Back on the mainland, we rinsed our gear and the stuff we had borrowed from the National Park, packed the car and were back on the road home to Sydney… for now.

First samples

It has been a while… but I have not been idle.

Little Penguin under Manly Wharf

Little Penguin under Manly Wharf
Photo: Petra Vogel

In early September, I finally went to Manly to get my first wild penguin DNA samples. The contractor who monitors the Little Penguin colony at Manly for the National Park and Wildlife Service showed me where the burrows and nest boxes are located and caught a good number of birds for me. I was therefore able to collect 15 samples on the first trip, which was much more than either of us expected. I also got 20 samples from Five Islands, which a ranger from the NPWS has collected for me. That brings me up to 35 samples, which is exactly 10% of the total sample size I am aiming at!

Later in September, I went to my first scientific conference at Darwin in the NT, where I presented my project to an audience of conservation biologists.
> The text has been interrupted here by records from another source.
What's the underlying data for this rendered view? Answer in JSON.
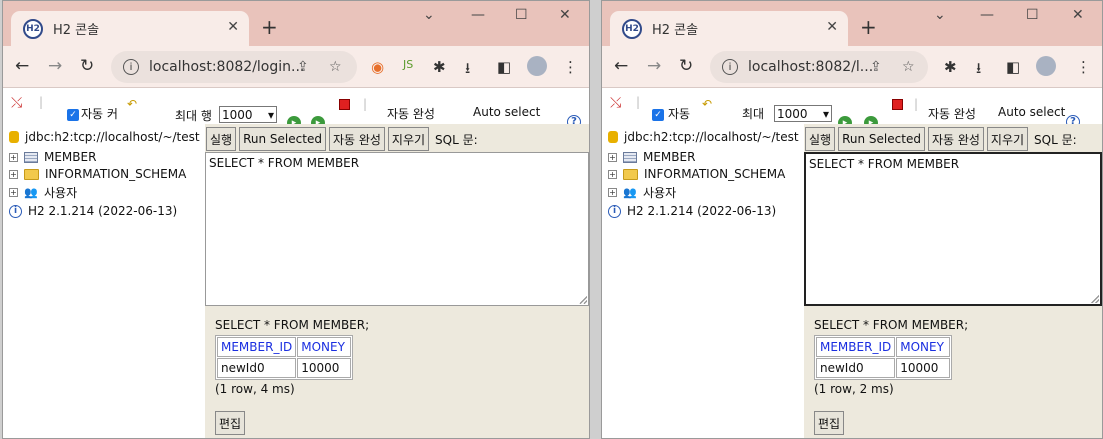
{
  "windows": [
    {
      "tab_title": "H2 콘솔",
      "tab_icon_text": "H2",
      "url": "localhost:8082/login...",
      "toolbar": {
        "autocommit": "자동 커",
        "max_rows_label": "최대 행",
        "max_rows_value": "1000",
        "autocomplete_label": "자동 완성",
        "auto_select_label": "Auto select"
      },
      "tree": {
        "connection": "jdbc:h2:tcp://localhost/~/test",
        "items": [
          "MEMBER",
          "INFORMATION_SCHEMA",
          "사용자"
        ],
        "version": "H2 2.1.214 (2022-06-13)"
      },
      "buttons": {
        "run": "실행",
        "run_selected": "Run Selected",
        "autocomplete": "자동 완성",
        "clear": "지우기",
        "sql_label": "SQL 문:"
      },
      "editor_text": "SELECT * FROM MEMBER",
      "result": {
        "query": "SELECT * FROM MEMBER;",
        "columns": [
          "MEMBER_ID",
          "MONEY"
        ],
        "rows": [
          [
            "newId0",
            "10000"
          ]
        ],
        "count": "(1 row, 4 ms)",
        "edit_button": "편집"
      }
    },
    {
      "tab_title": "H2 콘솔",
      "tab_icon_text": "H2",
      "url": "localhost:8082/l...",
      "toolbar": {
        "autocommit": "자동",
        "max_rows_label": "최대",
        "max_rows_value": "1000",
        "autocomplete_label": "자동 완성",
        "auto_select_label": "Auto select"
      },
      "tree": {
        "connection": "jdbc:h2:tcp://localhost/~/test",
        "items": [
          "MEMBER",
          "INFORMATION_SCHEMA",
          "사용자"
        ],
        "version": "H2 2.1.214 (2022-06-13)"
      },
      "buttons": {
        "run": "실행",
        "run_selected": "Run Selected",
        "autocomplete": "자동 완성",
        "clear": "지우기",
        "sql_label": "SQL 문:"
      },
      "editor_text": "SELECT * FROM MEMBER",
      "result": {
        "query": "SELECT * FROM MEMBER;",
        "columns": [
          "MEMBER_ID",
          "MONEY"
        ],
        "rows": [
          [
            "newId0",
            "10000"
          ]
        ],
        "count": "(1 row, 2 ms)",
        "edit_button": "편집"
      }
    }
  ],
  "colors": {
    "tabbar": "#e9c3bb",
    "tab": "#f8ece8",
    "query_bg": "#ede9dd",
    "link": "#1a2ee0"
  },
  "icons": [
    "h2-logo-icon",
    "close-icon",
    "plus-icon",
    "minimize-icon",
    "maximize-icon",
    "back-icon",
    "forward-icon",
    "reload-icon",
    "info-icon",
    "share-icon",
    "star-icon",
    "extension-icon",
    "download-icon",
    "sidepanel-icon",
    "profile-icon",
    "menu-icon",
    "database-icon",
    "table-icon",
    "folder-icon",
    "users-icon",
    "help-icon"
  ]
}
I got some good feedback and learned a lot about other people’s work, including the Places for Penguins project in NZ. It turned out that the situation for the penguins at Wellington seems quite similar to the ones in Sydney, with a mainland colony that is threatened by feral predators and a safer island colony nearby. Next year, I am hoping to go there to sample Little Penguin DNA from New Zealand and extend my study over the whole distribution range of those birds.

So what next?

At the moment, I am getting ready to spend an extended weekend on Bowen Island in Jervis Bay, to capture and mark 50-100 penguins, of which I will also take a genetic sample. I hope they are ready for me and my assistant!